CONTENT

My Table of Contents mock-up for Writ in Water with fictional authors and titles. I’m excited to report my Editorial Board has reached the point where I can fill these slots with actual submissions, but I’m sad I have to lose these placeholders.

First post about Writ in Water

This past week I opened the submission period for Houston Baptist University’s debut literary journal Writ in Water. The submission period started on the 8th of November (i.e. on the same day as the US Presidential Election), will conclude on the 8th of February, 2017, and the journal will be published digitally on May 1st. Writ will be accepting short stories and poetry, and although the publication is affiliated with a Christian college, the submissions will not have to be religious in nature. Instead, Writ’s editorial board is seeking literature that combines good writing and the human experience.

Writ is the result of months of deliberate planning and meetings, but I have wanted to start a literary journal for a long time – since childhood, in fact, when I first read an issue of The New Yorker and wondered about the lives of editors-in-chief. When I began working as the Writing Coordinator of HBU’s Academic Success Center, I realized that my life goal could also benefit the college community, especially its emerging writers and artists. The Success Center, after all, doesn’t only serve struggling students with their grades – success comes in a variety of forms, including publication.

The Academic Success Center and HBU Administration were very supportive of the journal. My conflict was naming the thing. Trouvaille, which is French for a lucky find or discovery by chance, was considered, along with Numinous, a word that means a strong spiritual moment or the presence of divinity. But Writ in Water had three aspects which won out in the end:

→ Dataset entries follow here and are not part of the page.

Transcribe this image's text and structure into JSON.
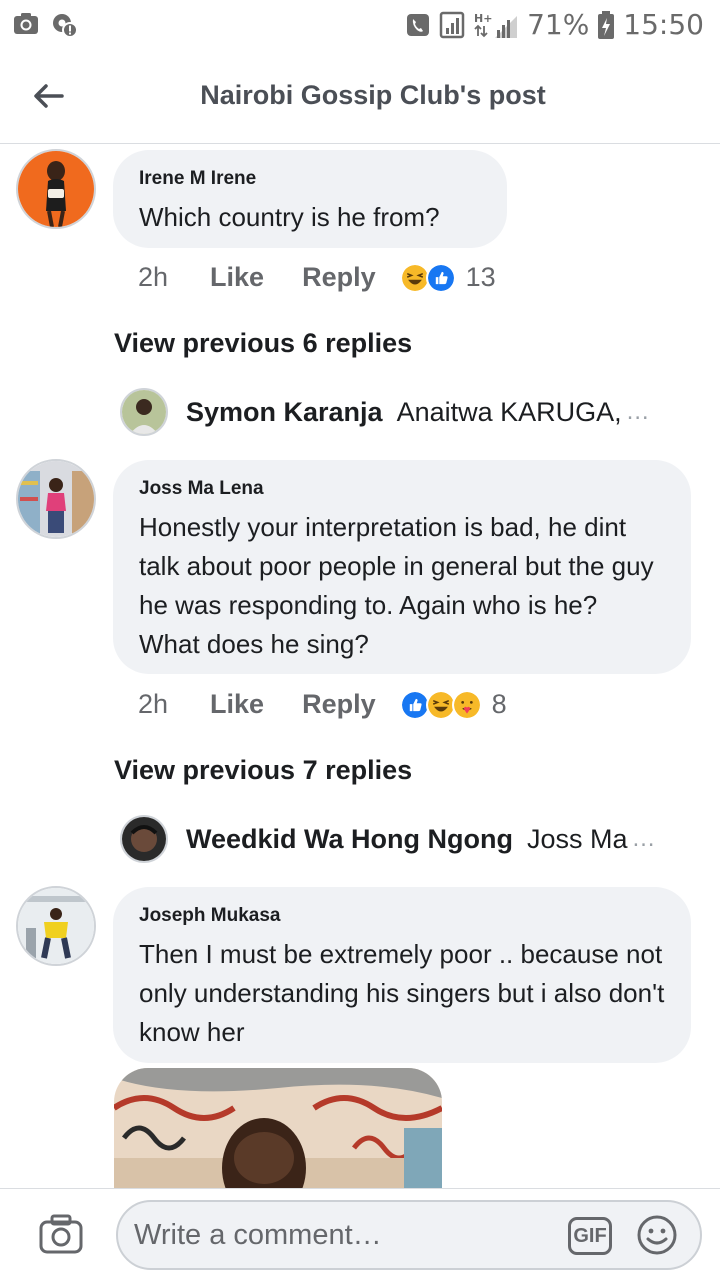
{
  "status_bar": {
    "battery_percent": "71%",
    "time": "15:50",
    "network": "H+"
  },
  "header": {
    "title": "Nairobi Gossip Club's post"
  },
  "comments": [
    {
      "author": "Irene M Irene",
      "text": "Which country is he from?",
      "time": "2h",
      "like_label": "Like",
      "reply_label": "Reply",
      "reactions": [
        "haha",
        "like"
      ],
      "reaction_count": "13",
      "view_previous": "View previous 6 replies",
      "latest_reply": {
        "author": "Symon Karanja",
        "snippet": "Anaitwa KARUGA,"
      }
    },
    {
      "author": "Joss Ma Lena",
      "text": "Honestly your interpretation is bad, he dint talk about poor people in general but the guy he was responding to. Again who is he? What does he sing?",
      "time": "2h",
      "like_label": "Like",
      "reply_label": "Reply",
      "reactions": [
        "like",
        "haha",
        "care"
      ],
      "reaction_count": "8",
      "view_previous": "View previous 7 replies",
      "latest_reply": {
        "author": "Weedkid Wa Hong Ngong",
        "snippet": "Joss Ma"
      }
    },
    {
      "author": "Joseph Mukasa",
      "text": "Then I must be extremely poor .. because not only understanding his singers but i also don't know her"
    }
  ],
  "composer": {
    "placeholder": "Write a comment…",
    "gif_label": "GIF"
  },
  "colors": {
    "bubble": "#f0f2f5",
    "secondary_text": "#65676b",
    "like_blue": "#1877f2",
    "haha_yellow": "#f7b928"
  }
}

Aspect One) On Mount Sinai, as recounted in the book of Exodus, Moses received two tablets of covenant law. These Laws were God-writ and therefore eternal. From this we have derived the idiom “nothing is written in stone” to signify that nothing else is permanent, perpetual, or predictable.

Aspect Two) The phrase “writ in water” comes from John Keats’ deathbed request to not include his name on his gravestone. Instead, the young feverish poet who “foresaw his death with brutal clarity” wanted only the mysterious line: “Here lies One Whose Name was Writ in Water.”

Aspect Three) The Bible, too, has a context for water, as God’s Word, as God’s Intervention, as the Holy Spirit. Isaiah 44:3 says that God will “pour out water on the thirsty lands and streams;” Corinthians 12:13 that “we were all baptized into one body… we were all made to drink of one Spirit;” and Jesus says in John 3:5 that “no one can enter the kingdom of God unless they are born of water and the Spirit.” Appropriate metaphors for a Baptist institution.

From these wells I draw my inspiration.

Reference

Stacey, Michelle. “Writ in Water: The enduring mystery of Keats’s last words.” The Paris Review, 23 February 2016.